The 48 Hours documentary, which will air on CBS, focuses on the use of commercial DNA databases by law enforcement. According to a news release, it will focus in large part on the treatment of Michael Usry Jr.

When police searched a DNA database associated with Ancestry.com, it returned a partial match to Usry’s father. Michael Usry Sr. had submitted his DNA to the database years earlier for genealogical purposes.

Police focused on the son, a New Orleans filmmaker from a Missouri Mormon family. Among his films, he had produced a documentary called “Murderabilia” about people who collect artifacts associated with serial killers.

Police obtained a search warrant ordering Usry to submit his DNA for comparison. When it was tested, he was cleared.

Usry, who is working on a documentary of his own about the case, has spent a lot of time thinking about the implications of new DNA techniques for civil liberties.

“I go back and forth on it,” Usry said. “I want policemen to be able to do their jobs and catch criminals. We have to expect them to use the tools that they are given. Do I think that they should be allowed to use those (commercial) databases? I really don’t think they should. Because I don’t think the people who signed up are thinking about this kind of thing.”

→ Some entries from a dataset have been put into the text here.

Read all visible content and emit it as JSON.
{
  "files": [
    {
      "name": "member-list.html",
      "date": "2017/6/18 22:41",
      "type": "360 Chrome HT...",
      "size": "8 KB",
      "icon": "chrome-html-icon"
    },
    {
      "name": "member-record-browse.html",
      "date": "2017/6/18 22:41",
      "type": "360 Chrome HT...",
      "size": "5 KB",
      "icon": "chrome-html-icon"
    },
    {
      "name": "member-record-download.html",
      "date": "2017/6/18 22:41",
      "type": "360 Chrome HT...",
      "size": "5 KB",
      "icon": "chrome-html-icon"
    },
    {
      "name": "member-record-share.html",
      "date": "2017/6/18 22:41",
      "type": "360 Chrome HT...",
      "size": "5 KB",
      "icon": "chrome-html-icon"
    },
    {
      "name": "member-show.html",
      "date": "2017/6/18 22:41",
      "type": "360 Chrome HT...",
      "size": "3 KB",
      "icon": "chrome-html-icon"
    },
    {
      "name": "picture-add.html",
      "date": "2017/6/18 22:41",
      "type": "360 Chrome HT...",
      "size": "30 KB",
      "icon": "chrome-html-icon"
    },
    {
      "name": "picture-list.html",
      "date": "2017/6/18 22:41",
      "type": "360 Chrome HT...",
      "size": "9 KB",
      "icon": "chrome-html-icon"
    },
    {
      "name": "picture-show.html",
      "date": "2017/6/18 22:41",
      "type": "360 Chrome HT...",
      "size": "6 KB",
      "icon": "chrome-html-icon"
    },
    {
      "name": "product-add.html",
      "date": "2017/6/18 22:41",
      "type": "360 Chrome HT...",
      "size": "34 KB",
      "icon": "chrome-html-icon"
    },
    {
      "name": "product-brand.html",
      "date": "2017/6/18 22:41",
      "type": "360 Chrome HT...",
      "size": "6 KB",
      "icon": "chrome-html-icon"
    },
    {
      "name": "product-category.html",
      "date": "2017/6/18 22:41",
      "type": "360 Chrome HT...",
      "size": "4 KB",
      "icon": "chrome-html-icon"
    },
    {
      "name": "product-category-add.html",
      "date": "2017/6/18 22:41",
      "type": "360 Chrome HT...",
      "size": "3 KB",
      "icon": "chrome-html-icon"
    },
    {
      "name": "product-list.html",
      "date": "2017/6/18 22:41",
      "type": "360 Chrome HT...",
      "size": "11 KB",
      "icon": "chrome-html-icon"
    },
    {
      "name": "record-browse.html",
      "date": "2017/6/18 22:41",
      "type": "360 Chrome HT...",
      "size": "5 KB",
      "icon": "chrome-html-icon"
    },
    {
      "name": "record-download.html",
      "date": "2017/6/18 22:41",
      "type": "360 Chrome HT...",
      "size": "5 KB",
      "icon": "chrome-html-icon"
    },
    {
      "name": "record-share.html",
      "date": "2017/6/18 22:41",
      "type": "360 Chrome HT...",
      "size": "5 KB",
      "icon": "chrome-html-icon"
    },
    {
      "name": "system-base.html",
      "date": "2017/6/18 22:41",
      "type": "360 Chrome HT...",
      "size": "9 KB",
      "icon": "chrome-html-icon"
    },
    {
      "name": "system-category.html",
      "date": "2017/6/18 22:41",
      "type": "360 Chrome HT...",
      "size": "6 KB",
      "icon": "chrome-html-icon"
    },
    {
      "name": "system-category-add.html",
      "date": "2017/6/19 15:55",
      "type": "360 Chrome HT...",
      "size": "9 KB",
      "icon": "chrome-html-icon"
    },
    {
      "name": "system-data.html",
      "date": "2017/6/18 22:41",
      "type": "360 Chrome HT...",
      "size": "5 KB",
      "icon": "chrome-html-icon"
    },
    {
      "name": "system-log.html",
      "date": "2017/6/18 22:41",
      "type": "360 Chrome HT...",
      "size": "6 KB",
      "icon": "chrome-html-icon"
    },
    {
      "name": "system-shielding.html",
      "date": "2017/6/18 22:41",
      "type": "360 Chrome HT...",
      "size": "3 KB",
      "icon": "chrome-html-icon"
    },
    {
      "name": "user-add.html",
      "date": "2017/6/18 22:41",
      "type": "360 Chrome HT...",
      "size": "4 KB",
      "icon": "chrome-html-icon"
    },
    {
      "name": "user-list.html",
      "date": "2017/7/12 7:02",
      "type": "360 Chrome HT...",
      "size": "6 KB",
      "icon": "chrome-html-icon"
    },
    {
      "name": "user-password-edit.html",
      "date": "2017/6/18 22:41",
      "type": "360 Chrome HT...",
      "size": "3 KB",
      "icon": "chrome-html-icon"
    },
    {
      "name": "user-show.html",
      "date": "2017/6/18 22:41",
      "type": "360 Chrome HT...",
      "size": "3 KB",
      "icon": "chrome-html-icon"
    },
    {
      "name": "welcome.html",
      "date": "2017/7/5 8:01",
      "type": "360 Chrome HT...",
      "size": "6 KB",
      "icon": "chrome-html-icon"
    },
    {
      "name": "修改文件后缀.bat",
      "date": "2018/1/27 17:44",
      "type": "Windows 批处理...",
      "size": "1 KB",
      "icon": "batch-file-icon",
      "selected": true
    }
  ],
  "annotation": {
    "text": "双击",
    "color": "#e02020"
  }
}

McBride said the department is working with a forensic genealogist to use the results of the partial Usry match to find others on his family tree who could be suspects.

Harmon said there are no civil liberties concerns associated with familial searching. It uses the criminal database, not a commercial one. So police aren’t using DNA submitted voluntarily for purposes other than those envisioned by those who submitted to the test. And familial searching focuses on close relatives rather than distant ones.

“I’ve never even seen a case where they picked the wrong (immediate) family member,” he said.

Usry sees fewer civil liberties concerns with the familial searching technique advocated by Harmon than with searching commercial databases, but he remains skeptical and urges caution. With new technology, he said, it’s often hard to predict what might happen 15 years down the line.

“This could potentially lead us further down the road of a big expansion of police authority,” Usry said. “If police are able to target entire family lines, and it could be distant relatives based on partial DNA matches, that potentially gives them the right to get DNA swabs of thousands more people.”

DNA phenotyping

Another technique that has been employed by police is called DNA phenotyping.

The phenotyping technique, which has been employed by the IFPD, was developed by Parabon Nanolabs. Parabon uses DNA samples to produce a sketch of what the donor could look like. Parabon representatives did not return a phone call seeking comment by press time.

It’s a very new technique, and its scientific merits remain controversial.

But for a cold case such as the Dodge murder, what’s really needed are new leads, McBride said. Hopefully, the sketch can generate ones that are promising.

McBride said the department first plans to pursue leads generated by the sketch internally — for example, by checking to see whether any suspects they had examined in the past resemble the sketch. If no major leads turn up that way, McBride said the sketch will be released to the public, possibly within the next two weeks.

McBride said the department is bracing for what might happen after the photo is released. They are working on setting up a call center. They aren’t sure whether they will be fielding primarily local calls or whether calls may start pouring in from all over the country. There are a limited number of detectives, and they have day-to-day work to complete in addition to work on the Dodge case.

But McBride promised the IFPD would spare neither time nor expense to find the killer.

Reporter Bryan Clark can be reached at 542-6751.